▶ [Data about app and page elements]:
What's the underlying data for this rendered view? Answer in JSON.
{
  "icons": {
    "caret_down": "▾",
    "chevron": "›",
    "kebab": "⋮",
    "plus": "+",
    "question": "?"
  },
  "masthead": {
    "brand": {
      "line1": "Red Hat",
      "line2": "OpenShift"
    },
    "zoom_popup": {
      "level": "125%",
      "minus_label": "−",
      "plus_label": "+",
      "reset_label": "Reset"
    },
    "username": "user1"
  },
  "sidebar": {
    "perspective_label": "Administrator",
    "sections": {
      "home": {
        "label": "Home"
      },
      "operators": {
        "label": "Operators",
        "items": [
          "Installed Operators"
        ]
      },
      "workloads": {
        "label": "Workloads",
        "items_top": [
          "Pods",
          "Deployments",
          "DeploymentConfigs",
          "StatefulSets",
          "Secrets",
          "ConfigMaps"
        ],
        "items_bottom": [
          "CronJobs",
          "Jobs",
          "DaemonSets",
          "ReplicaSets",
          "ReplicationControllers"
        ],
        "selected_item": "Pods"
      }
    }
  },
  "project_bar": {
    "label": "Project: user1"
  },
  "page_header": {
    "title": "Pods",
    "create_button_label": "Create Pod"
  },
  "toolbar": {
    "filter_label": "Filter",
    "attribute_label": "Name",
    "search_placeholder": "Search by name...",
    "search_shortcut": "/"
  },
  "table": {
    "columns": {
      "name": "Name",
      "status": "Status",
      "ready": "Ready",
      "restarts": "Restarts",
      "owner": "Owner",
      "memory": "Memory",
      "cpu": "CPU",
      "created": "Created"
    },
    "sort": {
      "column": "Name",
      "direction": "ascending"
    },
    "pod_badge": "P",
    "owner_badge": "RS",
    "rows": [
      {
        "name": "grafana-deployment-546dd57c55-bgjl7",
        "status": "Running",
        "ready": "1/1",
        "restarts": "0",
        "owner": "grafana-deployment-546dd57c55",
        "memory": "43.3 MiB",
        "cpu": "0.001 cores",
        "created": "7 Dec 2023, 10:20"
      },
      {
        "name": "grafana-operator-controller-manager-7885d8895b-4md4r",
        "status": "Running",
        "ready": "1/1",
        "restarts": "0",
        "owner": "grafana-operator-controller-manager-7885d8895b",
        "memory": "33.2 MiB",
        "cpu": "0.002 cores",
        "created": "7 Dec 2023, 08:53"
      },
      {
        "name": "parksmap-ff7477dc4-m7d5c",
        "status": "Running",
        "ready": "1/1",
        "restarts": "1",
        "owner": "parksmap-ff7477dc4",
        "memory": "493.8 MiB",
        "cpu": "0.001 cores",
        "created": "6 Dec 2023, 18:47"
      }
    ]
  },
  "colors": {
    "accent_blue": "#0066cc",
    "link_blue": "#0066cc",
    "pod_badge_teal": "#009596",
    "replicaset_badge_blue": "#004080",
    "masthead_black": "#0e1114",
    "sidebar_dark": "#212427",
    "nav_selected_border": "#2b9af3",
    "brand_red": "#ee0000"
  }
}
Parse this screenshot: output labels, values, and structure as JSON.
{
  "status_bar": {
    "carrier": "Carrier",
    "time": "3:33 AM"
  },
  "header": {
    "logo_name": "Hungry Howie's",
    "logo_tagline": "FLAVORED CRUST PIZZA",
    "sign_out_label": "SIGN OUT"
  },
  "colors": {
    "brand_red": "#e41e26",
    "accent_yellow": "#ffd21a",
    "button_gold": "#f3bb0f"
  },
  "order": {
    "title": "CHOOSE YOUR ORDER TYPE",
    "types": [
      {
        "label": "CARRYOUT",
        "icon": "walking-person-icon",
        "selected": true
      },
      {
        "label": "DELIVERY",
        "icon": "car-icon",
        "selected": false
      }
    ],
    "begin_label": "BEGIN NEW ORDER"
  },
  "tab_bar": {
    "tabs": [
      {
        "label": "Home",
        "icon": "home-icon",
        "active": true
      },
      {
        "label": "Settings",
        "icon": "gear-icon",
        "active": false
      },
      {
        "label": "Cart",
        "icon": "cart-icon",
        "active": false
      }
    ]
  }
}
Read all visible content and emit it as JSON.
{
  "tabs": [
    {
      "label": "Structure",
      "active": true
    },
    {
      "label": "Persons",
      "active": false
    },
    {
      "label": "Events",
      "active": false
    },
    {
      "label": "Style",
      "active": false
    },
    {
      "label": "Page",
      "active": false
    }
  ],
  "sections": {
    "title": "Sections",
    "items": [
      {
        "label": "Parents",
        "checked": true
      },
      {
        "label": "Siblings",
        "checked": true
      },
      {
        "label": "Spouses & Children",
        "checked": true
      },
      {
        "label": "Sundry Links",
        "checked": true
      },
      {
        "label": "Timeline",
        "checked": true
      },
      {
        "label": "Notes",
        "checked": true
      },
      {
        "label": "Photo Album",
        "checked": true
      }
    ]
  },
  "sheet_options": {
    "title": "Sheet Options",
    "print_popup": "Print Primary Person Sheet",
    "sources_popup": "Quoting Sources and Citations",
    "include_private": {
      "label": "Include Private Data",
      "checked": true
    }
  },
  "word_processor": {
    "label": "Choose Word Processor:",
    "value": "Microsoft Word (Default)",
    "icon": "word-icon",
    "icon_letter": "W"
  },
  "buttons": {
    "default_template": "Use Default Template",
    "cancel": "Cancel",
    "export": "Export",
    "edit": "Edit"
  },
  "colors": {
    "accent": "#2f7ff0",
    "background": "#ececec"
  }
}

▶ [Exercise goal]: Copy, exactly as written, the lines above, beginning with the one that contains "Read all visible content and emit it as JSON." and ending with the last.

▶ [Output for this exercise]:
Read all visible content and emit it as JSON.
{
  "tabs": [
    {
      "label": "Structure",
      "active": true
    },
    {
      "label": "Persons",
      "active": false
    },
    {
      "label": "Events",
      "active": false
    },
    {
      "label": "Style",
      "active": false
    },
    {
      "label": "Page",
      "active": false
    }
  ],
  "sections": {
    "title": "Sections",
    "items": [
      {
        "label": "Parents",
        "checked": true
      },
      {
        "label": "Siblings",
        "checked": true
      },
      {
        "label": "Spouses & Children",
        "checked": true
      },
      {
        "label": "Sundry Links",
        "checked": true
      },
      {
        "label": "Timeline",
        "checked": true
      },
      {
        "label": "Notes",
        "checked": true
      },
      {
        "label": "Photo Album",
        "checked": true
      }
    ]
  },
  "sheet_options": {
    "title": "Sheet Options",
    "print_popup": "Print Primary Person Sheet",
    "sources_popup": "Quoting Sources and Citations",
    "include_private": {
      "label": "Include Private Data",
      "checked": true
    }
  },
  "word_processor": {
    "label": "Choose Word Processor:",
    "value": "Microsoft Word (Default)",
    "icon": "word-icon",
    "icon_letter": "W"
  },
  "buttons": {
    "default_template": "Use Default Template",
    "cancel": "Cancel",
    "export": "Export",
    "edit": "Edit"
  },
  "colors": {
    "accent": "#2f7ff0",
    "background": "#ececec"
  }
}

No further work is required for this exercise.